## TASK DETAILS
Hunt through the lines below for the string "copie" and copy each one that has it.

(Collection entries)
—————
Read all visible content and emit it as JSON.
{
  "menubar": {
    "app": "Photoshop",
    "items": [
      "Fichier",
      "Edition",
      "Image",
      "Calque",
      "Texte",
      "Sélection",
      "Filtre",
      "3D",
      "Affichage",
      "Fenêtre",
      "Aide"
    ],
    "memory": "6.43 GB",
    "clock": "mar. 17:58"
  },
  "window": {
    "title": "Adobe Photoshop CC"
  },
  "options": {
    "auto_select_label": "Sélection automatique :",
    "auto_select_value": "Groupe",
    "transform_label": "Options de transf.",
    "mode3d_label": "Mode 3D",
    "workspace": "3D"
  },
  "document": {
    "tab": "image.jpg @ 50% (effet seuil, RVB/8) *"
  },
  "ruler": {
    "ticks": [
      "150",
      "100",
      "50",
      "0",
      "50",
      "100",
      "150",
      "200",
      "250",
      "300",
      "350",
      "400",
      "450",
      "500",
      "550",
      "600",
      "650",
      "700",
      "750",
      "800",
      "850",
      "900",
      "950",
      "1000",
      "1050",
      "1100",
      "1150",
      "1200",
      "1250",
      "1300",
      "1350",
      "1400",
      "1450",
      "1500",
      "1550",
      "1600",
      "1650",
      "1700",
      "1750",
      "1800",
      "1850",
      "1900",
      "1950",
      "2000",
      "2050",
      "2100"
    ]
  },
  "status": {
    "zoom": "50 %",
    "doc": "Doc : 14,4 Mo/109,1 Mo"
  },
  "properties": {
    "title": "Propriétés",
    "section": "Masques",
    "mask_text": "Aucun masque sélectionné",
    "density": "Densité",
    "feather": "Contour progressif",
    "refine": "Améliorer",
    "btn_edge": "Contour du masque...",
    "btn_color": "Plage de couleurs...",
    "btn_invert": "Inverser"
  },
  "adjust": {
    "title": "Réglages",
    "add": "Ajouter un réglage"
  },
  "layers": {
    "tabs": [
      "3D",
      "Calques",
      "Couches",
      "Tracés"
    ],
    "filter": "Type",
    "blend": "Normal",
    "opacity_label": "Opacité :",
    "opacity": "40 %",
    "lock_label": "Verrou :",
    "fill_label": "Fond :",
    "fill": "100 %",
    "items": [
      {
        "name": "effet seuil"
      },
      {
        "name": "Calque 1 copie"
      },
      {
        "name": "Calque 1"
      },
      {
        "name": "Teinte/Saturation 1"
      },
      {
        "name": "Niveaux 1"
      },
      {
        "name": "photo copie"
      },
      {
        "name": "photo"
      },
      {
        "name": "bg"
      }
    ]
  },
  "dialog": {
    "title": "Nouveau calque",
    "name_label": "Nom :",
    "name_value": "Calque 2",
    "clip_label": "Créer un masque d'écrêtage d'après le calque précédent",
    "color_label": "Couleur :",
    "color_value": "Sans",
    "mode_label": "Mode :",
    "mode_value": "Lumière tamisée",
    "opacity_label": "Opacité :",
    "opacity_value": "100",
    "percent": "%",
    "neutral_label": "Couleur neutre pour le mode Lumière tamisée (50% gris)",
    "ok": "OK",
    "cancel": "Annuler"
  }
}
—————
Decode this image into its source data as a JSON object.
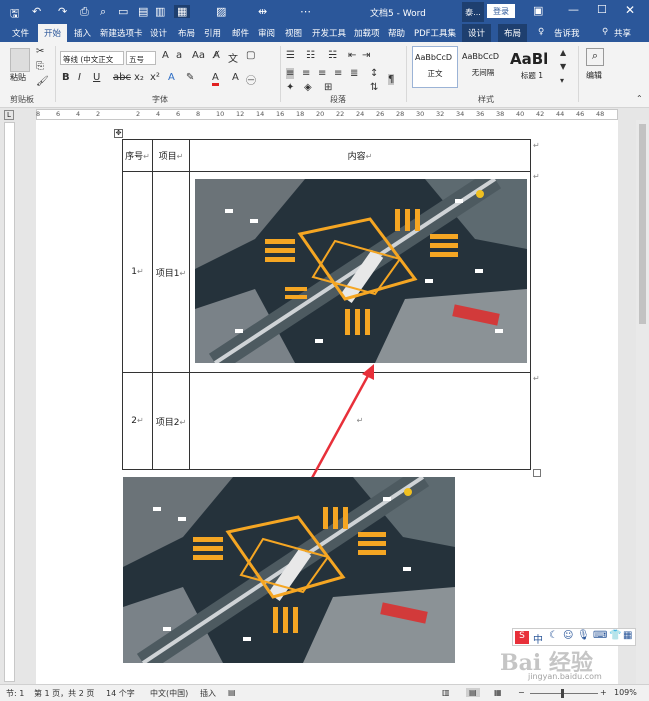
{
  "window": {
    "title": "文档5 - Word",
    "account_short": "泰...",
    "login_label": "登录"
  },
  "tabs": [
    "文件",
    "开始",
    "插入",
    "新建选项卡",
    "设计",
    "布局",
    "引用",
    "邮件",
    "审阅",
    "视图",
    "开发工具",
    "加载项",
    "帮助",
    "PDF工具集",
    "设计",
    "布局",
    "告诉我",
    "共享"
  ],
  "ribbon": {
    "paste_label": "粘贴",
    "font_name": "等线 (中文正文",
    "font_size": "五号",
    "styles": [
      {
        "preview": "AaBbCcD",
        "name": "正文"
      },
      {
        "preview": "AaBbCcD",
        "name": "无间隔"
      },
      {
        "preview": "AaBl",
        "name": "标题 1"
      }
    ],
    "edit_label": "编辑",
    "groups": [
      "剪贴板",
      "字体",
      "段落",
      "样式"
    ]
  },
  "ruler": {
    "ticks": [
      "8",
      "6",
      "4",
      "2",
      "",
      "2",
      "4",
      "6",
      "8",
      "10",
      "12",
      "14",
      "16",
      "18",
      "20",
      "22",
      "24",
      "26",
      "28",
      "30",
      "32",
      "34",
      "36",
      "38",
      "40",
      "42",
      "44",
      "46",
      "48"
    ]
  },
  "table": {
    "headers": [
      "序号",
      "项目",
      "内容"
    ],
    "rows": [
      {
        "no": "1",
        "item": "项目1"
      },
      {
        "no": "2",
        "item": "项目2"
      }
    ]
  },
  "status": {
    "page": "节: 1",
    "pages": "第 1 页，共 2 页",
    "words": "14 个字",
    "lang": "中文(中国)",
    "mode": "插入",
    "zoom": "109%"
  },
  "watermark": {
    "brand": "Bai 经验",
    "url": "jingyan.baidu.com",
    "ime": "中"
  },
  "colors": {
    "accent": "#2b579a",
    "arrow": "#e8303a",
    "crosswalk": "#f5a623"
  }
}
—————
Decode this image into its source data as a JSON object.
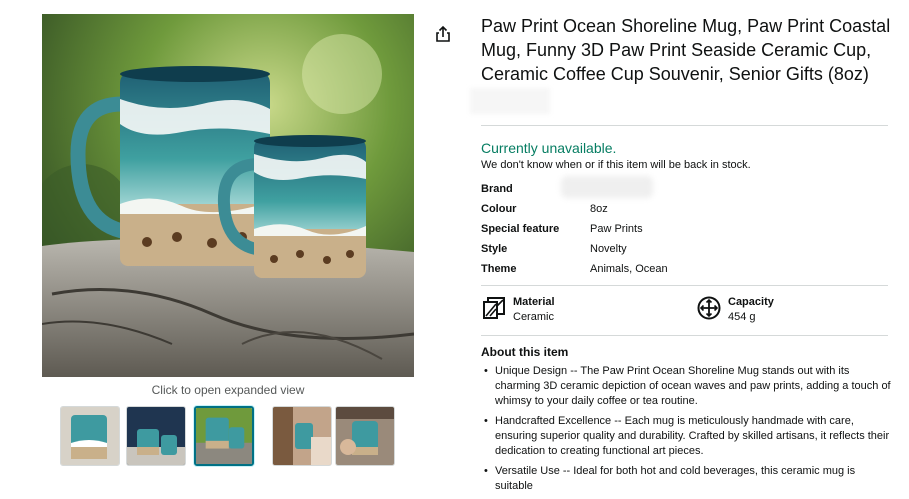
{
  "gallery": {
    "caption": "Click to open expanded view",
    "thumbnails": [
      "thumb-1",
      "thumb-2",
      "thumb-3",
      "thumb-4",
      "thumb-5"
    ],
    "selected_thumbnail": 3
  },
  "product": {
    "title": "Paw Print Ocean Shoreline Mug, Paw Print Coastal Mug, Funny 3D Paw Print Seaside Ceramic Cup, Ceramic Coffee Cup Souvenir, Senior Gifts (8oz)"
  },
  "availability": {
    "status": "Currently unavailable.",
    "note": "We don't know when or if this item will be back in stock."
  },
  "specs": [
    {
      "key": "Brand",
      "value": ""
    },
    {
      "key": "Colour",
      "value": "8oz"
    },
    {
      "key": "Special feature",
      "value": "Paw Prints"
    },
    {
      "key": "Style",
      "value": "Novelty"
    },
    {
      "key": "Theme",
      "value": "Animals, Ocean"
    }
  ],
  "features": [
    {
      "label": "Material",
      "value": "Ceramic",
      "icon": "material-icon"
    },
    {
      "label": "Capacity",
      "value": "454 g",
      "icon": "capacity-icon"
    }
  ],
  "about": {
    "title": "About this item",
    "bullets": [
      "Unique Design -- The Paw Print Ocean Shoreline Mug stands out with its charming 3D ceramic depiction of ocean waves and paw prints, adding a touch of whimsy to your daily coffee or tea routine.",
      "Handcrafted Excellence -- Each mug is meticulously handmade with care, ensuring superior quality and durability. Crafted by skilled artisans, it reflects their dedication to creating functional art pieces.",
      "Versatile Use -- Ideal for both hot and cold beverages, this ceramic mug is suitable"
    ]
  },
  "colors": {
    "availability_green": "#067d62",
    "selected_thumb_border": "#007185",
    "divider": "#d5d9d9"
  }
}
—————
## ANSWER TO THE EXERCISE
        "name": "Calque 1 copie"
        "name": "photo copie"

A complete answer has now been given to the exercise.